DEP’s Interactive Gas Well Map... Is Getting More Interesting
The latest figures from the Department of Environmental Protection indicate that there are upwards of 400 horizontal well pads in West Virginia. Sounds pretty straight-forward. What does that mean? How many more will there be?
“It’s a public-accessible map that’s been in existence for at least 10 or 15 years,” said an environmental resource analyst in the Department of Environmental Protection’s Office of Oil and Gas, John Kearney.
Some of the latest figures for West Virginia:
- Horizontal well pads: ~400
- Horizontal wells issued to date: 3,757
- Horizontal wells completed: 1,664
- Horizontal wells permits cancelled (by the applicant, will never be drilled): 842
- ~200 applications currently pending
- DEP receives ~55 applications per month (fairly consistently over the last several years)
- Application takes between 60-90 days to be approved
What you can tell from the map:
- Location of each projected and finished well
- Company affiliated with well
- When application was received
- Rock formation the well drills into
- How much oil or gas is being produced, over how long

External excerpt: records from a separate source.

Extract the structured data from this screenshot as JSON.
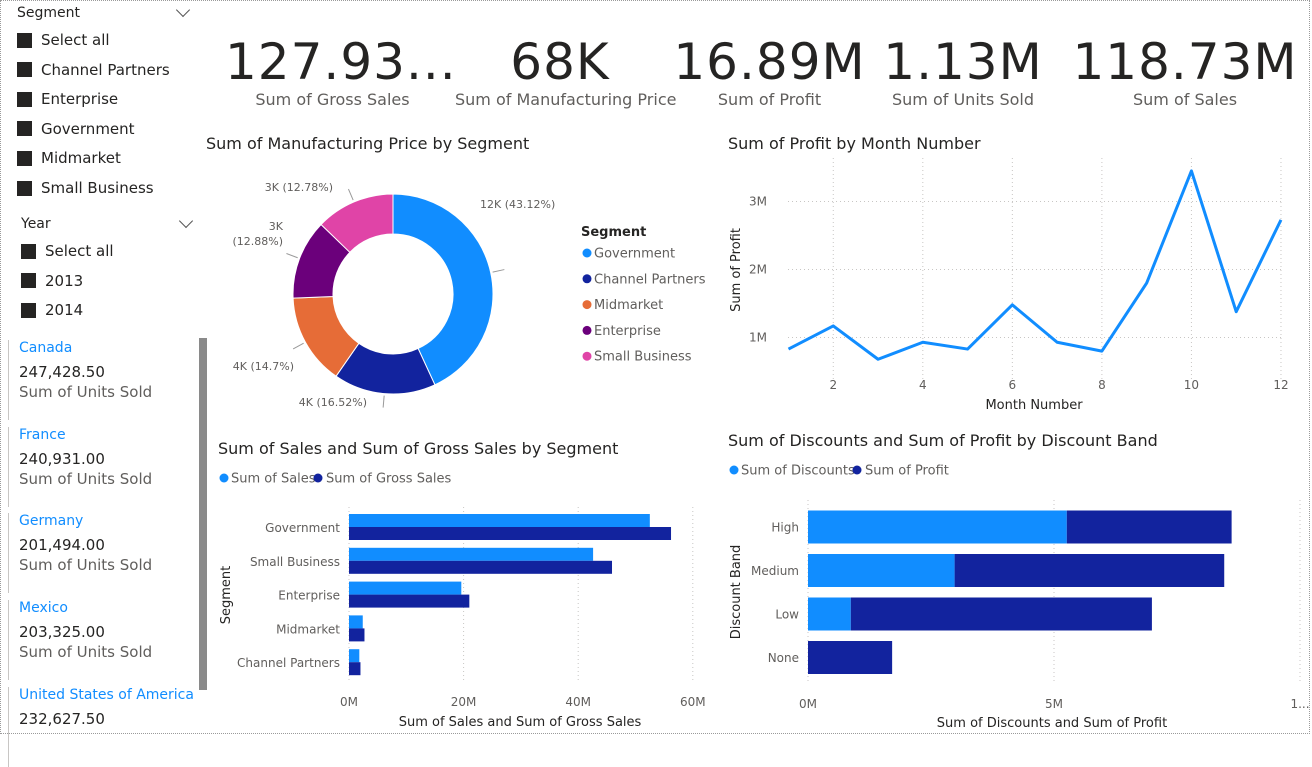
{
  "segment_slicer": {
    "title": "Segment",
    "options": [
      "Select all",
      "Channel Partners",
      "Enterprise",
      "Government",
      "Midmarket",
      "Small Business"
    ]
  },
  "year_slicer": {
    "title": "Year",
    "options": [
      "Select all",
      "2013",
      "2014"
    ]
  },
  "country_card": {
    "rows": [
      {
        "country": "Canada",
        "value": "247,428.50",
        "label": "Sum of Units Sold"
      },
      {
        "country": "France",
        "value": "240,931.00",
        "label": "Sum of Units Sold"
      },
      {
        "country": "Germany",
        "value": "201,494.00",
        "label": "Sum of Units Sold"
      },
      {
        "country": "Mexico",
        "value": "203,325.00",
        "label": "Sum of Units Sold"
      },
      {
        "country": "United States of America",
        "value": "232,627.50",
        "label": ""
      }
    ]
  },
  "kpis": [
    {
      "value": "127.93...",
      "label": "Sum of Gross Sales"
    },
    {
      "value": "68K",
      "label": "Sum of Manufacturing Price"
    },
    {
      "value": "16.89M",
      "label": "Sum of Profit"
    },
    {
      "value": "1.13M",
      "label": "Sum of Units Sold"
    },
    {
      "value": "118.73M",
      "label": "Sum of Sales"
    }
  ],
  "colors": {
    "light_blue": "#118dff",
    "dark_blue": "#12239e",
    "orange": "#e66c37",
    "purple": "#6b007b",
    "pink": "#e044a7",
    "line": "#118dff"
  },
  "chart_data": [
    {
      "type": "pie",
      "variant": "donut",
      "title": "Sum of Manufacturing Price by Segment",
      "legend_title": "Segment",
      "legend_position": "right",
      "categories": [
        "Government",
        "Channel Partners",
        "Midmarket",
        "Enterprise",
        "Small Business"
      ],
      "values": [
        43.12,
        16.52,
        14.7,
        12.88,
        12.78
      ],
      "data_labels": [
        "12K (43.12%)",
        "4K (16.52%)",
        "4K (14.7%)",
        "3K (12.88%)",
        "3K (12.78%)"
      ],
      "colors": [
        "#118dff",
        "#12239e",
        "#e66c37",
        "#6b007b",
        "#e044a7"
      ]
    },
    {
      "type": "line",
      "title": "Sum of Profit by Month Number",
      "xlabel": "Month Number",
      "ylabel": "Sum of Profit",
      "x": [
        1,
        2,
        3,
        4,
        5,
        6,
        7,
        8,
        9,
        10,
        11,
        12
      ],
      "y": [
        0.83,
        1.17,
        0.68,
        0.93,
        0.83,
        1.48,
        0.93,
        0.8,
        1.8,
        3.45,
        1.38,
        2.73
      ],
      "y_unit": "M",
      "xticks": [
        "2",
        "4",
        "6",
        "8",
        "10",
        "12"
      ],
      "yticks": [
        "1M",
        "2M",
        "3M"
      ],
      "ylim": [
        0.5,
        3.6
      ],
      "grid": true
    },
    {
      "type": "bar",
      "orientation": "horizontal",
      "title": "Sum of Sales and Sum of Gross Sales by Segment",
      "xlabel": "Sum of Sales and Sum of Gross Sales",
      "ylabel": "Segment",
      "legend_position": "top-left",
      "categories": [
        "Government",
        "Small Business",
        "Enterprise",
        "Midmarket",
        "Channel Partners"
      ],
      "series": [
        {
          "name": "Sum of Sales",
          "values": [
            52.5,
            42.6,
            19.6,
            2.4,
            1.8
          ]
        },
        {
          "name": "Sum of Gross Sales",
          "values": [
            56.2,
            45.9,
            21.0,
            2.7,
            2.0
          ]
        }
      ],
      "value_unit": "M",
      "xticks": [
        "0M",
        "20M",
        "40M",
        "60M"
      ],
      "xlim": [
        0,
        60
      ]
    },
    {
      "type": "bar",
      "orientation": "horizontal",
      "stacked": true,
      "title": "Sum of Discounts and Sum of Profit by Discount Band",
      "xlabel": "Sum of Discounts and Sum of Profit",
      "ylabel": "Discount Band",
      "legend_position": "top-left",
      "categories": [
        "High",
        "Medium",
        "Low",
        "None"
      ],
      "series": [
        {
          "name": "Sum of Discounts",
          "values": [
            5.26,
            2.98,
            0.87,
            0
          ]
        },
        {
          "name": "Sum of Profit",
          "values": [
            3.35,
            5.48,
            6.12,
            1.71
          ]
        }
      ],
      "value_unit": "M",
      "xticks": [
        "0M",
        "5M",
        "1..."
      ],
      "xlim": [
        0,
        9.8
      ]
    }
  ]
}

- Direction and lengths of the underground bores
“If there’s no production data with it, that means [operators] haven’t reported production on it yet.” Kearney explained.
Reasons there may bot be any information:
- Permit not issued yet.
- Well not drilled yet.
- Well could be drilled but not yet "completed" or fracked.
- Pipeline to well not yet installed.
- Well may be producing but the annual reporting date has not arrived. (Deadline for reporting 2014 production data is March 31st, 2015.)
Kearney said while some states like Ohio require quarterly reports, regulations in West Virginia only require companies to report annually.
What the map doesn’t show:
You can't tell when a well will begin production. You can't see any of the ancillary facilities associated with the horizontal wells which currently include 166 compressor stations, and 17 natural gas processing plants (sometimes called extraction facilities). You also can’t see the pipeline infrastructure that exists, or the water and tank management system that supports operation.
DEP officials explained that oils and gasses pass through many companies who manage the product from when it comes out of the ground to when it arrives, processed, to consumers, whether those consumers be residents, a Cracker Plant, a or power plant, in this country or abroad.
Looking forward, it’s hard to say how many more horizontal wells West Virginia will see. Just for some perspective: check out Pennsylvania, which has seen significantly more natural gas development.
***Note from editor: In an earlier version of this story we reported that there are about "400 horizontal wells" when we should have said "400 horizontal well pads." The actual number of wells reporting production in 2013 (based on the most recent data) is 1,383. This story has been modified to reflect those numbers.